    In a way, the low cost associated with failure is part of the problem, in that it's related to how monsters are such chumps in general. A group of level 16 characters can easily defeat several CR 23 Empyreans in a day, even though half of the party has no chance of resisting its DC 25 Trembling Strike.

    Of course, the game is technically playable even if nobody can pass certain saving throws, because they give you so much margin for error that you can easily recover from anything. The combined effects of power design, hit point totals, and saving throw math are such that you can afford to fail any given test. It doesn't matter that the saving throw math is bad, in the big picture. But the saving throw math is still bad, and the paladin aura fixes that.
    Quote Originally Posted by OB1 View Post
    And again, any player can choose to play a Paladin and be able to have a chance against every monster ability published by WOTC.
    It's unreasonable to require someone to play a specific class before they get to interact with the basic saving throw mechanics. It's very slightly less unreasonably if you only require one character to play that class.

  10. #50
    Join Date
    Jul 2002
    Location
    Atlanta, GA
    Posts
    8,710
    Quote Originally Posted by Saelorn View Post
    In a way, the low cost associated with failure is part of the problem, in that it's related to how monsters are such chumps in general. A group of level 16 characters can easily defeat several CR 23 Empyreans in a day, even though half of the party has no chance of resisting its DC 25 Trembling Strike.
    Its an interesting point. I think the point is valid that there are certain monsters that some party members will struggle to save against. But that said, the effects are not so strong that a high level party cannot recover....often recover immediately.

    Is that necessarily a "bad thing". I don't necessarily think so. The players take their lumps but still come out triumphant.

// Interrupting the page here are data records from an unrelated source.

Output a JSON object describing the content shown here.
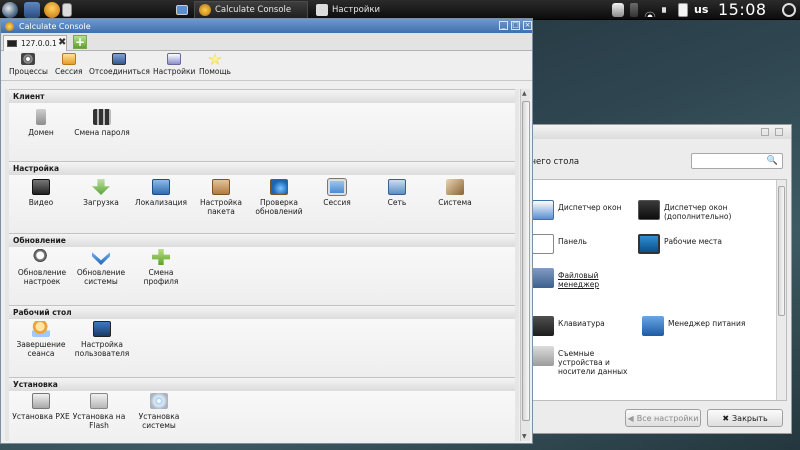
{
  "taskbar": {
    "tasks": [
      {
        "label": ""
      },
      {
        "label": "Calculate Console"
      },
      {
        "label": "Настройки"
      }
    ],
    "layout": "us",
    "clock": "15:08"
  },
  "settings_window": {
    "subtitle": "чего стола",
    "search_placeholder": "",
    "items": [
      {
        "label": "Диспетчер окон",
        "icon": "window-manager-icon"
      },
      {
        "label": "Диспетчер окон (дополнительно)",
        "icon": "window-manager-advanced-icon"
      },
      {
        "label": "Панель",
        "icon": "panel-icon"
      },
      {
        "label": "Рабочие места",
        "icon": "workspaces-icon"
      },
      {
        "label": "Файловый менеджер",
        "icon": "file-manager-icon"
      },
      {
        "label": "Клавиатура",
        "icon": "keyboard-icon"
      },
      {
        "label": "Менеджер питания",
        "icon": "power-manager-icon"
      },
      {
        "label": "Съемные устройства и носители данных",
        "icon": "removable-media-icon"
      }
    ],
    "all_settings_button": "Все настройки",
    "close_button": "Закрыть"
  },
  "main_window": {
    "title": "Calculate Console",
    "tab_label": "127.0.0.1",
    "toolbar": [
      {
        "label": "Процессы",
        "icon": "processes-icon"
      },
      {
        "label": "Сессия",
        "icon": "session-icon"
      },
      {
        "label": "Отсоединиться",
        "icon": "disconnect-icon"
      },
      {
        "label": "Настройки",
        "icon": "settings-icon"
      },
      {
        "label": "Помощь",
        "icon": "help-icon"
      }
    ],
    "sections": [
      {
        "title": "Клиент",
        "items": [
          {
            "label": "Домен",
            "icon": "domain-icon"
          },
          {
            "label": "Смена пароля",
            "icon": "password-change-icon"
          }
        ]
      },
      {
        "title": "Настройка",
        "items": [
          {
            "label": "Видео",
            "icon": "video-icon"
          },
          {
            "label": "Загрузка",
            "icon": "boot-icon"
          },
          {
            "label": "Локализация",
            "icon": "localization-icon"
          },
          {
            "label": "Настройка пакета",
            "icon": "package-settings-icon"
          },
          {
            "label": "Проверка обновлений",
            "icon": "update-check-icon"
          },
          {
            "label": "Сессия",
            "icon": "session-icon"
          },
          {
            "label": "Сеть",
            "icon": "network-icon"
          },
          {
            "label": "Система",
            "icon": "system-icon"
          }
        ]
      },
      {
        "title": "Обновление",
        "items": [
          {
            "label": "Обновление настроек",
            "icon": "update-settings-icon"
          },
          {
            "label": "Обновление системы",
            "icon": "system-update-icon"
          },
          {
            "label": "Смена профиля",
            "icon": "profile-change-icon"
          }
        ]
      },
      {
        "title": "Рабочий стол",
        "items": [
          {
            "label": "Завершение сеанса",
            "icon": "logout-icon"
          },
          {
            "label": "Настройка пользователя",
            "icon": "user-settings-icon"
          }
        ]
      },
      {
        "title": "Установка",
        "items": [
          {
            "label": "Установка PXE",
            "icon": "pxe-install-icon"
          },
          {
            "label": "Установка на Flash",
            "icon": "flash-install-icon"
          },
          {
            "label": "Установка системы",
            "icon": "system-install-icon"
          }
        ]
      }
    ]
  }
}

    All of this though is separate from the paladin argument. I do think the paladin bonus is one of the strongest bonuses in the game, and does feel a bit out of place with other bonuses the game of bounded accuracy provides.

Quick Reply Quick Reply

Similar Threads

  1. Beast Master Ranger List of Animal Companions
    By Moorcrys in forum *D&D 5th Edition
    Replies: 25
    Last Post: Friday, 6th July, 2018, 07:38 PM
  2. [GUIDE] Animal Buddy: A Guide to the Ranger's Beast Companion
    By Mistwell in forum Character Builds & Optimization
    Replies: 5
    Last Post: Tuesday, 20th June, 2017, 03:50 AM
  3. Beast Master Ranger Companion Question
    By kdogg3403 in forum *Pathfinder, Starfinder, Older D&D Editions (4E, 3.x, 2E, 1E, OD&D), D&D Variants, OSR
    Replies: 4
    Last Post: Monday, 6th July, 2009, 05:07 AM

Posting Permissions

  • You may not post new threads
  • You may not post replies
  • You may not post attachments
  • You may not edit your posts
  •